Rejecting Contract Clauses

Keeping track of contracts is an important part of managing a small business. Freelance contractors should always read the fine print of cooperation agreements sent by agencies and other organizations, and never accept them without a thorough review.

Dear Business Smarts:

A translation agency that sends me large quantities of regular work recently asked me to sign a new independent contractor agreement. In addition to the customary clauses concerning confidentiality, not contacting the agency’s clients directly, and the ownership of materials to be translated, the agreement contained the following rather confusing clause toward the end:

"The Company reserves the right, in its sole discretion, to conduct audits of Contractor’s facilities, business practices, and any other matters reasonably relating to the performance of Contractor’s services hereunder. Contractor acknowledges that the Company’s right to conduct such audits is a condition of Contractor’s engagement hereunder, and Contractor agrees to cooperate fully in such audits. Although the Company, where practicable, will endeavor to provide advance notice to Contractor of its intent to conduct an audit, the parties agree that the Company may conduct an unannounced audit."

Does that mean I may have a group of auditors invade the privacy of my cramped home office, without prior notice if I am unlucky? How would I protect the confidentiality of other client documents in such a case? Which of my “business practices” would the auditors look at? Although I like working for this company, I am so upset about this requirement to accommodate potential audits that I am contemplating not signing this agreement. Will I be denied further work assignments if I do not sign the agreement?
— No Audits, from Texas

Dear No Audits:
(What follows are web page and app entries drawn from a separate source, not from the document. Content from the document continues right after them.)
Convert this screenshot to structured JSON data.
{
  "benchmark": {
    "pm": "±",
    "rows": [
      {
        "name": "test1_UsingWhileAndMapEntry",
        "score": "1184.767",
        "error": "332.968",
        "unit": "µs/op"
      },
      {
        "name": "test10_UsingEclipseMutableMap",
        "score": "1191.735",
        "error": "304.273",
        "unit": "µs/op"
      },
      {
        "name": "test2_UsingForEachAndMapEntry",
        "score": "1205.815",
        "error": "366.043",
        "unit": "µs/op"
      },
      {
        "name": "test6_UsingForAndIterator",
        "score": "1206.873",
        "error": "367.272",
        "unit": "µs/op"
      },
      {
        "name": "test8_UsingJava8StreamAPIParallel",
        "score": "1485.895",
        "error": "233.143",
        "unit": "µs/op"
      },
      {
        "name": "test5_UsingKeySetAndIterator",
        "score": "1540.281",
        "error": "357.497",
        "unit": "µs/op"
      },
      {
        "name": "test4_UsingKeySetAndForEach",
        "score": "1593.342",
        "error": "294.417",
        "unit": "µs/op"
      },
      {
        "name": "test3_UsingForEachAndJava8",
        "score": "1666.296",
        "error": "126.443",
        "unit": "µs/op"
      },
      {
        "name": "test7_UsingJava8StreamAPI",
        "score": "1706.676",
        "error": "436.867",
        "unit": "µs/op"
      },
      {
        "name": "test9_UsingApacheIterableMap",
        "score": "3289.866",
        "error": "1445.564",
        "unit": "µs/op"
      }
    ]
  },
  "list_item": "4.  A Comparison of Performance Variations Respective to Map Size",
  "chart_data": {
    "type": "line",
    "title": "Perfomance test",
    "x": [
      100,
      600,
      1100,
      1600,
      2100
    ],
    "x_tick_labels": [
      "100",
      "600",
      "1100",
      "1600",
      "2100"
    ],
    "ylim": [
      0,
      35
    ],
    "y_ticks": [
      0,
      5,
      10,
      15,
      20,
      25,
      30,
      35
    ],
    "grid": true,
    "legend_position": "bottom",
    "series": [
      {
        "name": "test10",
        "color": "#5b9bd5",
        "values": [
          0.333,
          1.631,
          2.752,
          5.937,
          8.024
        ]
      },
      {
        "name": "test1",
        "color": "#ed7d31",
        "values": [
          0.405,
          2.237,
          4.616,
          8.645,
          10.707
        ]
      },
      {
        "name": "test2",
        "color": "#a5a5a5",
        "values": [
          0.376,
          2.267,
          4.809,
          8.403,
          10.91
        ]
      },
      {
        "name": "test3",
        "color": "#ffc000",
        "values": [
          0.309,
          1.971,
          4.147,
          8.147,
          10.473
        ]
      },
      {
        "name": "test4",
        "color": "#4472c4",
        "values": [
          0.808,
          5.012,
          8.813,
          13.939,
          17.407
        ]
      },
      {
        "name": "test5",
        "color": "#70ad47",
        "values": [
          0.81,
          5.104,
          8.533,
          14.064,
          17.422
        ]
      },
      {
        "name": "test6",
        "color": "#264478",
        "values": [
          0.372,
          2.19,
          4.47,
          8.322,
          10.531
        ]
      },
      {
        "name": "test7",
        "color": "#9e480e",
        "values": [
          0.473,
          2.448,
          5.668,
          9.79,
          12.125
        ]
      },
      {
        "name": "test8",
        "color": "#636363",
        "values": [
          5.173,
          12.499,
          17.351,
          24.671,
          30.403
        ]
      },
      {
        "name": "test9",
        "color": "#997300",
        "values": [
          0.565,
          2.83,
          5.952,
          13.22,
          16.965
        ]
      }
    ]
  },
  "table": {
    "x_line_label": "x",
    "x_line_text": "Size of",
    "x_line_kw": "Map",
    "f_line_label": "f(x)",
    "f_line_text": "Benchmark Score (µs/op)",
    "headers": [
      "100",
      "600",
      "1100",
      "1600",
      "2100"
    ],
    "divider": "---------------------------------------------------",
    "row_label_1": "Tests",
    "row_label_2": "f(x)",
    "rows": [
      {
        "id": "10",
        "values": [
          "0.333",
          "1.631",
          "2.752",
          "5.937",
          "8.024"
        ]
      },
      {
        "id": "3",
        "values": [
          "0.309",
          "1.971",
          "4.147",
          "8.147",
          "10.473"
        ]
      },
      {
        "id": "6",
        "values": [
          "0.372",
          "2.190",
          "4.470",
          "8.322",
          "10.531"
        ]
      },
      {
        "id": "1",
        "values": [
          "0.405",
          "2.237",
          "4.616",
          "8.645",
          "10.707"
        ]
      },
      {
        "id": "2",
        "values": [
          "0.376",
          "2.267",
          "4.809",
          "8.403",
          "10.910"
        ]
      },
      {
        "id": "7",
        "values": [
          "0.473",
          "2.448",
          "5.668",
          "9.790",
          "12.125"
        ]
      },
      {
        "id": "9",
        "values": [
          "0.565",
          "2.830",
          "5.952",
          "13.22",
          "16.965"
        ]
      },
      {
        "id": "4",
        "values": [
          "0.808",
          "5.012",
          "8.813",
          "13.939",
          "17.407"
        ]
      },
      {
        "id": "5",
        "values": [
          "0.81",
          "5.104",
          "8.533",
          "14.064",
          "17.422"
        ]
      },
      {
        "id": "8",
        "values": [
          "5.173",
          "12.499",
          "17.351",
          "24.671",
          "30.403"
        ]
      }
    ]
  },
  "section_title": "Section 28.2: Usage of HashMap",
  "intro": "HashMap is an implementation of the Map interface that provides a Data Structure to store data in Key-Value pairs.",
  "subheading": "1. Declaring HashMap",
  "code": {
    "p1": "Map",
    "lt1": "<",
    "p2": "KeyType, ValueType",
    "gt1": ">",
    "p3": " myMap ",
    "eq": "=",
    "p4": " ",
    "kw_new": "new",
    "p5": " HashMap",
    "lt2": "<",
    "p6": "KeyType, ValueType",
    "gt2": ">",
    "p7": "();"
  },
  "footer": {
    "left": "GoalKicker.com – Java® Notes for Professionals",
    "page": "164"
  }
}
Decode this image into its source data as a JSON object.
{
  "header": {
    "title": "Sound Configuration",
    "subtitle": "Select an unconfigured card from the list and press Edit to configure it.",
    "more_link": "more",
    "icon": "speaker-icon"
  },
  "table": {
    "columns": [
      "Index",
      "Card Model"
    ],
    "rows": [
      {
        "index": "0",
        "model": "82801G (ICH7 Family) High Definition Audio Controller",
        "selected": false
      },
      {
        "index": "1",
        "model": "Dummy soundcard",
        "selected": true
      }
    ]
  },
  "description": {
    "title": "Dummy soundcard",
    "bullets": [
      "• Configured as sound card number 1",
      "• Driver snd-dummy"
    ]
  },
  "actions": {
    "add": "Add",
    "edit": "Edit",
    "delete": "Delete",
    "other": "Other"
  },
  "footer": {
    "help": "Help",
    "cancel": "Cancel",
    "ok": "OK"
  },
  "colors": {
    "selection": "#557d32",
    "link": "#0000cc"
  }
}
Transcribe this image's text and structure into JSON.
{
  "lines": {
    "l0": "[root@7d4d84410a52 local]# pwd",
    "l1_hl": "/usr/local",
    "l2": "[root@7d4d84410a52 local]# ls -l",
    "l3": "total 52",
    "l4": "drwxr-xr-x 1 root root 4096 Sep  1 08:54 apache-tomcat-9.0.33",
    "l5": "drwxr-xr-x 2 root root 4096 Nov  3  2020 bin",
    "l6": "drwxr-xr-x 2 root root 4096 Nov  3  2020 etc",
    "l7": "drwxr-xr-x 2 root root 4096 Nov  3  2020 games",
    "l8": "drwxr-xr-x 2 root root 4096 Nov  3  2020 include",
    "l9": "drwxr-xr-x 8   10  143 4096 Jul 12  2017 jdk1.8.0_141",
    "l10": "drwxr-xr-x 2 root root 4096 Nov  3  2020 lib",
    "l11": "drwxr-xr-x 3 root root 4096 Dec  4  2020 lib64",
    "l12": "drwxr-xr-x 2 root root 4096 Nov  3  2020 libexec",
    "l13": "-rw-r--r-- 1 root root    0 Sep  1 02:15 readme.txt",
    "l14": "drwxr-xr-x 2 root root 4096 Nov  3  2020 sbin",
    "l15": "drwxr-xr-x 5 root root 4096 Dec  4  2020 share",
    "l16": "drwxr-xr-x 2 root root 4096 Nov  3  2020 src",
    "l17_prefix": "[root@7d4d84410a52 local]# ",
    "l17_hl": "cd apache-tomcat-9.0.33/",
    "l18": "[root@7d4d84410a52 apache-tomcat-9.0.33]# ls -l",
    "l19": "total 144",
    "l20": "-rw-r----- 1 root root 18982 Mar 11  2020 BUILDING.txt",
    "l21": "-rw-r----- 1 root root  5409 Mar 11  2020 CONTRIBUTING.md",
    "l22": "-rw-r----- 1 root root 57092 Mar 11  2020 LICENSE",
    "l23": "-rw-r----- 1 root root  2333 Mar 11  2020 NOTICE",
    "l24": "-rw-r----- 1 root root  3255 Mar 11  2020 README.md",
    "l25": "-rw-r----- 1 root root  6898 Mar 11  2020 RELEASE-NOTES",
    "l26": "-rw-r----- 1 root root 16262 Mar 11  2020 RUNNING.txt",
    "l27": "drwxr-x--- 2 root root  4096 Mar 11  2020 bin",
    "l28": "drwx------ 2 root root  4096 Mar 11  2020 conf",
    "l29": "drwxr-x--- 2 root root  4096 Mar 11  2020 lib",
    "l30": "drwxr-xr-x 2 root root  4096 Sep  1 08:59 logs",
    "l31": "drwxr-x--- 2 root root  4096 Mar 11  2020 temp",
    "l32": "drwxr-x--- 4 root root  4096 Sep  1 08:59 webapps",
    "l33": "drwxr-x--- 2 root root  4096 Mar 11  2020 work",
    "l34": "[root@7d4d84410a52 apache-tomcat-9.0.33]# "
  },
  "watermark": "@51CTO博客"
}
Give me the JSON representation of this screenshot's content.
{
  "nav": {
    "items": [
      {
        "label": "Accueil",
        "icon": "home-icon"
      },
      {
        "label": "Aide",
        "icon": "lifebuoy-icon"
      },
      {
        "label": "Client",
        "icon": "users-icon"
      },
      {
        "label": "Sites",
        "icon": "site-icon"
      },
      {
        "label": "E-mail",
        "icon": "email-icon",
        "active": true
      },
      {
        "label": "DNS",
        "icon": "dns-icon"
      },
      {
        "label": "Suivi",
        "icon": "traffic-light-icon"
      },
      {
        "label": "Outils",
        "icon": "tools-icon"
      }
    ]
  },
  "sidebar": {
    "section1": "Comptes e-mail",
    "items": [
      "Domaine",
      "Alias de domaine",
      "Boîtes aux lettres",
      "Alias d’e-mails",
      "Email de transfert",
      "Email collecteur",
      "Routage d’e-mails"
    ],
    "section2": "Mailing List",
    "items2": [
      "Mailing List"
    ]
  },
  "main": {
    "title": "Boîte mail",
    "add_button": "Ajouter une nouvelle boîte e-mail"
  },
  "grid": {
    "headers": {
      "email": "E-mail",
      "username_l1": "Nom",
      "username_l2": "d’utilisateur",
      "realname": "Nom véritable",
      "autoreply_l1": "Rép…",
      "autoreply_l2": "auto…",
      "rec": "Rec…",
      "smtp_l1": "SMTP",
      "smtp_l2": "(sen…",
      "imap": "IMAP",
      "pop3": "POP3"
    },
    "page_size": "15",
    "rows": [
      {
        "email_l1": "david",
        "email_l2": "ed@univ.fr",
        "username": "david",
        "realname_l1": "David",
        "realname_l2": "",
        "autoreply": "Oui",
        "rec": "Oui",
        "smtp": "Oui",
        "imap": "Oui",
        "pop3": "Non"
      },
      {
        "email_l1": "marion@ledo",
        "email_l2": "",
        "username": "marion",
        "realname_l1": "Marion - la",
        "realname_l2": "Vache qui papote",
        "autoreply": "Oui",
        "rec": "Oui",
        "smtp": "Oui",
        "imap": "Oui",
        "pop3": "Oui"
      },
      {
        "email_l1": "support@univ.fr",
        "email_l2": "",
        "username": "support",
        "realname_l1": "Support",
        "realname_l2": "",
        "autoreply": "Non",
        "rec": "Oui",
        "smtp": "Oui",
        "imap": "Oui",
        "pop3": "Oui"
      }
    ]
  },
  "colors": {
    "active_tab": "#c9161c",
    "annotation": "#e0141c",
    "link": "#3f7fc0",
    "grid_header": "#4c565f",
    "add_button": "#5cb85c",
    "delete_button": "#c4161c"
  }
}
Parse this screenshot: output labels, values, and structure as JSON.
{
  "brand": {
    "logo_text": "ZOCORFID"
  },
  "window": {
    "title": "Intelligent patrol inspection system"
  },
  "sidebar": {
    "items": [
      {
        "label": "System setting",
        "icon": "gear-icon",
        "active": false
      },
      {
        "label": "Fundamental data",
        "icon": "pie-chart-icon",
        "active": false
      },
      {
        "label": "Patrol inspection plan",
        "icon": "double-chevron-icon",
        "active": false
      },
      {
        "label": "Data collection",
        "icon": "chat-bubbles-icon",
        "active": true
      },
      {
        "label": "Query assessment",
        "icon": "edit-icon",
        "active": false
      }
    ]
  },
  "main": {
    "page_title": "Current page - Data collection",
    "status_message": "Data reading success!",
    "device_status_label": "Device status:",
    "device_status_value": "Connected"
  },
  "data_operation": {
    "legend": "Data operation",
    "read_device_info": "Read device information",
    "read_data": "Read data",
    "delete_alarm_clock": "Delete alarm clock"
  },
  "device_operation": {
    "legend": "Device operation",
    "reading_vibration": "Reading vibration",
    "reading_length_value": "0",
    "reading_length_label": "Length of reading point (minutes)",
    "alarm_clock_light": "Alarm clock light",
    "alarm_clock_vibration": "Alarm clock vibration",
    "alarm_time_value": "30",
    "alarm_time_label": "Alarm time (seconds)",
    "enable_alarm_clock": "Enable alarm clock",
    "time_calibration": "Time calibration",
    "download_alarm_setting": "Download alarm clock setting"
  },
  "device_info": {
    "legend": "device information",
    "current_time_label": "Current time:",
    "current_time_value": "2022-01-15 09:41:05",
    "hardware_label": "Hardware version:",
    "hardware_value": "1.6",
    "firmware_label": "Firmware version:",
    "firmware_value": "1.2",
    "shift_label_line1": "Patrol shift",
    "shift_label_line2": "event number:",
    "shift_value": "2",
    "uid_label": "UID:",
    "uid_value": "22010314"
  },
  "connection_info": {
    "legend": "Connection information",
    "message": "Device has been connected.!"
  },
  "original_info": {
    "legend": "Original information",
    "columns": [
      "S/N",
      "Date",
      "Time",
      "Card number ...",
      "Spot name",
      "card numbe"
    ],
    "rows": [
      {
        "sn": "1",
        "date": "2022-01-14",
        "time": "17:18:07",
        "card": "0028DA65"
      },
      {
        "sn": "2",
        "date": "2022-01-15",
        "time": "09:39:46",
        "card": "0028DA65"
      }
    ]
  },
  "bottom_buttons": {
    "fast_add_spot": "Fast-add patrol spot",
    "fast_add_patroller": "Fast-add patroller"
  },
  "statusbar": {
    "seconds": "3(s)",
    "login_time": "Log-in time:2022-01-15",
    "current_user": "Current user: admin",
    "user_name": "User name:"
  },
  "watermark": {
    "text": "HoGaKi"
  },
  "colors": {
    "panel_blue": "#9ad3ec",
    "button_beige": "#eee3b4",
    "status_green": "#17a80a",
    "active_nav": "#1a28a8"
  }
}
You are very wise to read the content of any such agreement carefully before signing. The clause in question most likely refers to dealings with much larger business entities than yours, for example, other agencies specializing in certain language groups or fields. Audits have become much more common in the corporate world, and are used to document compliance with the requirements of a variety of quality and accounting standards. Nevertheless, the agreement was sent to you as the sole proprietor of a small business, and your signature would indicate that you agree, at least in theory, to have such investigations performed at your business premises. While it seems highly unlikely that any company would spend resources on auditing a freelance translator, your approval of the clause leaves the door open for a possible invasion of your privacy and the possible breach of confidentiality agreements you have with other clients.

Given the fact that you do not want to sign the agreement in its current form, but are interested in continuing your working relationship with the company, you have several choices. One course of action would be to communicate with the project manager who sent you the agreement, with a copy to his or her supervisor. Explain politely that you cannot accept this specific clause and ask what the company policy will be with regard to future assignments if you do not sign the agreement. Be sure to print and save any responses you receive. As an alternative, you can also clearly delete any clauses you find unacceptable, and mark the deleted sections with your initials. Write a brief and courteous explanation on a separate sheet, including your signature and the date, and ask that a counter-signed copy of the agreement be returned to you for your records. It would certainly not be inappropriate to follow up on this request if no response is forthcoming. A third alternative may be simply to ignore the agreement and continue to accept assignments from the company, although this would provide the least amount of contractual protection.

Reprinted from The ATA Chronicle: June 2008, p 34